OpenAI said Tuesday it has reached an agreement to return Sam Altman as CEO, days after his resignation, capping frenzied discussions over the future of the startup at the center of the artificial intelligence boom.
In addition to Altman’s return, the company agreed in principle to partially reconstitute the board of directors that fired him. Bret Taylor, formerly co-CEO of Salesforce, and Larry Summers, former US Treasury Secretary, will join Quora CEO and current director Adam D’Angelo, OpenAI said.
Altman said in a post on X: “I look forward to returning to openai.”
i love openai, and everything i’ve done these past few days has been in service of keeping this team and its mission together. When I decided to join MSFT on Sunday evening, it was clear that this was the best path for me and the team. With the new board and the support of Satya, I am…
— Sam Altman (@sama) November 22, 2023
The board had provided few details about Altman’s firing on Friday, other than his lack of candor and the need to defend OpenAI’s mission to develop AI for the benefit of humanity.
The deal to reinstate Altman heralds a potential new era for the startup — a nonprofit organization — that has long juggled staff concerns about the dangers of AI and its potential for commercialization. Tuesday’s realignment appeared to benefit Altman and financier Microsoft, which is rolling out OpenAI’s technology to enterprise customers worldwide.
In a statement on X, Microsoft CEO Satya Nadella welcomed the changes to OpenAI’s board.
“We believe this is an essential first step towards more stable, better informed and more effective governance,” he said.
We are encouraged by the changes to the OpenAI board. We believe this is an essential first step towards more stable, well-informed and effective governance. Sam, Greg and I have spoken and agreed that together with the OAI leadership team, they must play a key role in ensuring… https://t.co/djO6Fuz6t9
— Satya Nadella (@satyanadella) November 22, 2023

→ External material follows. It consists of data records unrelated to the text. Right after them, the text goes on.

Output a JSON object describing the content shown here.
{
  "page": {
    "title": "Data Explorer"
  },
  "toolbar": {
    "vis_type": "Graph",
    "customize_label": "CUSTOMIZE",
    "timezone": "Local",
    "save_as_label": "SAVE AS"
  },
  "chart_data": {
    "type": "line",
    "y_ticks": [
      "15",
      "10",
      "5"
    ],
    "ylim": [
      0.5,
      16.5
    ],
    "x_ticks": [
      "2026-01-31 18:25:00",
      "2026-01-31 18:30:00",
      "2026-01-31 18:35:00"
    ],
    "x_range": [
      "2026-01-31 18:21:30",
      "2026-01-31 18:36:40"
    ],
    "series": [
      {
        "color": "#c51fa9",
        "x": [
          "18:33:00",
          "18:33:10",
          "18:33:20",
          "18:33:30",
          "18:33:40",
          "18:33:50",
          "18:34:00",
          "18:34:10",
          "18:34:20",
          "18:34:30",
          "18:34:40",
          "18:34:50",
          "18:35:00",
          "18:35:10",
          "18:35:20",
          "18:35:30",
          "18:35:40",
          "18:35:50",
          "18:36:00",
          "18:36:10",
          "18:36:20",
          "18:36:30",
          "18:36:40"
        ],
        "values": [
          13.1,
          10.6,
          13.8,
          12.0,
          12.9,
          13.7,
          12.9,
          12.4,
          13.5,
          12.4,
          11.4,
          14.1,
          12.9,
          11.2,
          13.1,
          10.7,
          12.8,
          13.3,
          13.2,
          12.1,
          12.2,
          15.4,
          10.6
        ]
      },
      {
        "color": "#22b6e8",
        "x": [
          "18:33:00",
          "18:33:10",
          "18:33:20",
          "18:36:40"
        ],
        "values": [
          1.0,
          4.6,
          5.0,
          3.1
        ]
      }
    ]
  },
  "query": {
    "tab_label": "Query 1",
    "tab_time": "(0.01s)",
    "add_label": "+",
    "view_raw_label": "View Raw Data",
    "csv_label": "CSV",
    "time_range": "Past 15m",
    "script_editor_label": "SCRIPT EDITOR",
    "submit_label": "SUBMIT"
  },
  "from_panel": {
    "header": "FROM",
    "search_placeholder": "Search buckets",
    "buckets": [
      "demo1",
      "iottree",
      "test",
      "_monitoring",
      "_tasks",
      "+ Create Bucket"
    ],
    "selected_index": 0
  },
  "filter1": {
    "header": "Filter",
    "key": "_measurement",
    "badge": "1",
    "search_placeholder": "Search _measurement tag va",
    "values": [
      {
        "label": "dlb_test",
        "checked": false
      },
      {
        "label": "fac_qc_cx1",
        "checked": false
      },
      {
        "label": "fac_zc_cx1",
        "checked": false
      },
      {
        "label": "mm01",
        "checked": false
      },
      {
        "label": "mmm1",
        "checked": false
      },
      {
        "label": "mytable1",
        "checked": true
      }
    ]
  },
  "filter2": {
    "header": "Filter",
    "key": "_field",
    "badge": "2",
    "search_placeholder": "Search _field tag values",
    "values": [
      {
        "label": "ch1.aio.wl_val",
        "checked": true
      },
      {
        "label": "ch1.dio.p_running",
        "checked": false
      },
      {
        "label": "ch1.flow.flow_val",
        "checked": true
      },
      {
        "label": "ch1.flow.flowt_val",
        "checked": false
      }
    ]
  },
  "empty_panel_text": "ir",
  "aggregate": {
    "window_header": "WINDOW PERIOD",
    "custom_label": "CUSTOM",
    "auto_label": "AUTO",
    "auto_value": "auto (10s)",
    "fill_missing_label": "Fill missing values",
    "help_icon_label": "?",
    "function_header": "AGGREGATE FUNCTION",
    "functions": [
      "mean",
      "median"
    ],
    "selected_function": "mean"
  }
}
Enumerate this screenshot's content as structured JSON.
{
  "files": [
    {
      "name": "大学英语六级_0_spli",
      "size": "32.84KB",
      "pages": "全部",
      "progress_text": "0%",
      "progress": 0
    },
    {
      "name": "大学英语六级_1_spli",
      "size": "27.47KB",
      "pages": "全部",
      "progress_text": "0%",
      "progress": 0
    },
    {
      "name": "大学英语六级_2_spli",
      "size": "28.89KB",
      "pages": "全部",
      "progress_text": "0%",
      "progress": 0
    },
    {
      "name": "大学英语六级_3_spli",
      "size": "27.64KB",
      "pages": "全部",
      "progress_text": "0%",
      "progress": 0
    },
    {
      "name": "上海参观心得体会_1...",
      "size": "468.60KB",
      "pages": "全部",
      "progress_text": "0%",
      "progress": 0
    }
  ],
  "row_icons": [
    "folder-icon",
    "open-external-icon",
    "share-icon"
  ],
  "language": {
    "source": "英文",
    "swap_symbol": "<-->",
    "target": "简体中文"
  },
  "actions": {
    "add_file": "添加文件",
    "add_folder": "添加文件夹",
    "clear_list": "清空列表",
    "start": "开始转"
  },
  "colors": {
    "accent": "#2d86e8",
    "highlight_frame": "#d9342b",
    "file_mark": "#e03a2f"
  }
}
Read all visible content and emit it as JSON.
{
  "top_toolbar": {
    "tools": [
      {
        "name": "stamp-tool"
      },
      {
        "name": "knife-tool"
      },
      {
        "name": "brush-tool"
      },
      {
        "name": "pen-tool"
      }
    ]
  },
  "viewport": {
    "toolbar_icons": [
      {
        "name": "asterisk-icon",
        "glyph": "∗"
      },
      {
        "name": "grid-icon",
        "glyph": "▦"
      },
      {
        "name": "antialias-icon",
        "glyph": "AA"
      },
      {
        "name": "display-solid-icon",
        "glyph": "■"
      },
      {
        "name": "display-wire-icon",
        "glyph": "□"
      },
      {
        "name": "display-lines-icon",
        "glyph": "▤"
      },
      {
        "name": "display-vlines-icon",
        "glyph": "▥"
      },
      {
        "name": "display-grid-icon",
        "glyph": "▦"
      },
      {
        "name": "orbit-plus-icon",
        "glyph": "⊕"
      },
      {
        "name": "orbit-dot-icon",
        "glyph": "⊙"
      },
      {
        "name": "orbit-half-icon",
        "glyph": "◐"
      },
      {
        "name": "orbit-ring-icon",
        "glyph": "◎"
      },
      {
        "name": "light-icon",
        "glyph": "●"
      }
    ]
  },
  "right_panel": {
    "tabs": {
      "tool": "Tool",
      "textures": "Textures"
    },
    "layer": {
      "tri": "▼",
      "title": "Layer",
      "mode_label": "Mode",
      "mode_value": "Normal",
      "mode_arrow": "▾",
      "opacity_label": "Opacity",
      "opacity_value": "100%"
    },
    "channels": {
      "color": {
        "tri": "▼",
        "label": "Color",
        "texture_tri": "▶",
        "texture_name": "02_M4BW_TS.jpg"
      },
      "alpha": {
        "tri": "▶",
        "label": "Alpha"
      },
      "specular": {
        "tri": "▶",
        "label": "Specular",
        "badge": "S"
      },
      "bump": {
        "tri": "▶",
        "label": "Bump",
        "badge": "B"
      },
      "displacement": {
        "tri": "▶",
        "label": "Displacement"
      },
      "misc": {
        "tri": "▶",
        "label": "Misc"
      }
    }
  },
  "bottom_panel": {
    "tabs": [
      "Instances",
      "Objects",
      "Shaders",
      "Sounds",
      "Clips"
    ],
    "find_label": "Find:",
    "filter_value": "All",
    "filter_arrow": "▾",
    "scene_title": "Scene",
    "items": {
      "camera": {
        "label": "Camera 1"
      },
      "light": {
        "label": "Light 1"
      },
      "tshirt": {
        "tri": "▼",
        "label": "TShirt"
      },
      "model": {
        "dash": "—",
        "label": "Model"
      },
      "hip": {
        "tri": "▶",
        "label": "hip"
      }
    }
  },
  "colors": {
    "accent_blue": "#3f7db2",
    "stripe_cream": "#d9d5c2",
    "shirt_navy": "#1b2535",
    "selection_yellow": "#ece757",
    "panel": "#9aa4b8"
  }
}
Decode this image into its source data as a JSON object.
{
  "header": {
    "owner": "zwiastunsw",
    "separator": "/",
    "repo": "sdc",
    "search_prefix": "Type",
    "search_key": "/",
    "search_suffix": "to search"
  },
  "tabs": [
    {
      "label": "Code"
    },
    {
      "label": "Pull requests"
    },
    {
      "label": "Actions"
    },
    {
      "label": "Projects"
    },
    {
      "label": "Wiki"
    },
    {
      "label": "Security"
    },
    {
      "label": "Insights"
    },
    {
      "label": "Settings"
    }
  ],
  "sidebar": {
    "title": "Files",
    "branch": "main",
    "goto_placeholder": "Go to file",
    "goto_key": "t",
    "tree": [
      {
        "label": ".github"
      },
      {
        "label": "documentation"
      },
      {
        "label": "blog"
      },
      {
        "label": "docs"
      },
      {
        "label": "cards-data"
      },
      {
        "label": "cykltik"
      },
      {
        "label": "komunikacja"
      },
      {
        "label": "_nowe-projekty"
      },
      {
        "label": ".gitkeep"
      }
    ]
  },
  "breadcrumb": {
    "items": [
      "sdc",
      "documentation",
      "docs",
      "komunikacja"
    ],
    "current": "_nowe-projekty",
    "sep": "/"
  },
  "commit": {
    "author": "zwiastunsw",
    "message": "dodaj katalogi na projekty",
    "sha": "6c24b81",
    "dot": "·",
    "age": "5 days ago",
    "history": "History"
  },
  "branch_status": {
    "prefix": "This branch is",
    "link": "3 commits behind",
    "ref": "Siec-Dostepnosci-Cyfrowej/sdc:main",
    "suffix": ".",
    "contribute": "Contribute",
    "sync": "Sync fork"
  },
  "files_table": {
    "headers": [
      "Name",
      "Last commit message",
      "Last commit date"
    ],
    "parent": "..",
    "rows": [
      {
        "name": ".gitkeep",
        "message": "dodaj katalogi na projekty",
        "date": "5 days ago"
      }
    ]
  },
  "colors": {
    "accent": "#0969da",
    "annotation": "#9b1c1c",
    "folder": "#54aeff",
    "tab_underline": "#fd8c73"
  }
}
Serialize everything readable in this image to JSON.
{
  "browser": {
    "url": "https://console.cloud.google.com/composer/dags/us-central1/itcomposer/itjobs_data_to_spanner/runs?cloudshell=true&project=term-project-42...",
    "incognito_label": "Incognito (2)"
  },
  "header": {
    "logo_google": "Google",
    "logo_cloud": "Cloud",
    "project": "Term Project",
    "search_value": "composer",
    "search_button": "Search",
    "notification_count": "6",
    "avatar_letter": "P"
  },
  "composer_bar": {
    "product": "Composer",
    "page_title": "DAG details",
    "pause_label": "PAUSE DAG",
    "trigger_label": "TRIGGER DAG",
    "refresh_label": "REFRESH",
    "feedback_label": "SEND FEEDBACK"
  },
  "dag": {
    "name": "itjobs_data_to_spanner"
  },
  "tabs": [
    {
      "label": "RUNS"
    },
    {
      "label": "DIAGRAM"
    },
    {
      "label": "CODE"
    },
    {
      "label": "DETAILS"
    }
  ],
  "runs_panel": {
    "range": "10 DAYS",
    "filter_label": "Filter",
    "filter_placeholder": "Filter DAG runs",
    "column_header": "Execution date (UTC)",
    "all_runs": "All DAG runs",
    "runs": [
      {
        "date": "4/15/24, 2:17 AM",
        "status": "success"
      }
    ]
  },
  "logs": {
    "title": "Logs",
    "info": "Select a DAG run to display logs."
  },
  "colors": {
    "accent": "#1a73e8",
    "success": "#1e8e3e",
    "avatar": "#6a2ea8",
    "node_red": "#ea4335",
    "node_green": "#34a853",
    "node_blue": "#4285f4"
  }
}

Altman’s return also caps a tumultuous weekend in which he agreed to lead a new research team at Microsoft, which has invested billions of dollars in OpenAI and given it the computing power needed for its technology.
That followed a rejection by OpenAI’s board of its first attempt to return to the startup on Sunday by naming ex-Twitch boss Emmett Shear as interim CEO.
“While it is still unclear exactly what the tug-of-war that led to his initial departure entailed, Sam Altman’s views on how to run the company will dominate its future direction, especially as he will be overseen under a new board,” said Susannah Streeter. head of money and markets at Hargreaves Lansdown.
In a post on X late Tuesday night, Shear celebrated the outcome, which he said followed “~72 very intense hours of work.”
I am very satisfied with this result, after ~72 very intensive working hours. When I entered OpenAI, I wasn’t sure what the right path would be. This was the path that maximized safety while doing the right thing for all stakeholders involved. I’m glad I was part of the solution. https://t.co/AGoDBbwhkq
— Emmett Shear (@eshear) November 22, 2023
“This was the path that maximized safety while doing the right thing for all stakeholders involved,” Shear said.
Altman’s firing had brought uncertainty to both OpenAI and Microsoft, which moved quickly this weekend to do damage control by promising to hire him and Greg Brockman, the startup’s president.
Brockman, who had quit after Altman was ousted, said in a post on X that he was “getting back to programming tonight.”
Nearly all of OpenAI’s more than 700-strong staff had threatened to leave on Monday unless the board resigned and Altman was reinstated, according to a letter reviewed by Reuters.
After this show of solidarity, Altman wrote of X: “we have more unity, commitment and focus than ever before.”
© Thomson Reuters 2023